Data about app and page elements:
────────────────────────────────────────
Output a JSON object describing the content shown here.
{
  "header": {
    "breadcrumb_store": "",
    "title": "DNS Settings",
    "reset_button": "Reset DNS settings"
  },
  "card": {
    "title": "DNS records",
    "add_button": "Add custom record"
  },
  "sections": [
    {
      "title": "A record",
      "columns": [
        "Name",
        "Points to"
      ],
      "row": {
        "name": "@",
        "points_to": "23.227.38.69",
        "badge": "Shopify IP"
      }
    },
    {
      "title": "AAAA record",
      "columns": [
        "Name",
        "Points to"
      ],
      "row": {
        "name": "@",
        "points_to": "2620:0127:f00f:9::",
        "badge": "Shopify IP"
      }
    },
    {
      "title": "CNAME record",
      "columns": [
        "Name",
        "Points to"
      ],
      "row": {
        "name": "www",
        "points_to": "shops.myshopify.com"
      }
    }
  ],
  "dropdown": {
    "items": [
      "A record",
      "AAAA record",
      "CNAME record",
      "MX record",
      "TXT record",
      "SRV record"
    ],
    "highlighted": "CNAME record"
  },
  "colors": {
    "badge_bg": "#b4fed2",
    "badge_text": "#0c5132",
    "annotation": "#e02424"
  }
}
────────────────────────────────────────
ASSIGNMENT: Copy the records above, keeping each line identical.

WRITTEN RESPONSE:
Output a JSON object describing the content shown here.
{
  "header": {
    "breadcrumb_store": "",
    "title": "DNS Settings",
    "reset_button": "Reset DNS settings"
  },
  "card": {
    "title": "DNS records",
    "add_button": "Add custom record"
  },
  "sections": [
    {
      "title": "A record",
      "columns": [
        "Name",
        "Points to"
      ],
      "row": {
        "name": "@",
        "points_to": "23.227.38.69",
        "badge": "Shopify IP"
      }
    },
    {
      "title": "AAAA record",
      "columns": [
        "Name",
        "Points to"
      ],
      "row": {
        "name": "@",
        "points_to": "2620:0127:f00f:9::",
        "badge": "Shopify IP"
      }
    },
    {
      "title": "CNAME record",
      "columns": [
        "Name",
        "Points to"
      ],
      "row": {
        "name": "www",
        "points_to": "shops.myshopify.com"
      }
    }
  ],
  "dropdown": {
    "items": [
      "A record",
      "AAAA record",
      "CNAME record",
      "MX record",
      "TXT record",
      "SRV record"
    ],
    "highlighted": "CNAME record"
  },
  "colors": {
    "badge_bg": "#b4fed2",
    "badge_text": "#0c5132",
    "annotation": "#e02424"
  }
}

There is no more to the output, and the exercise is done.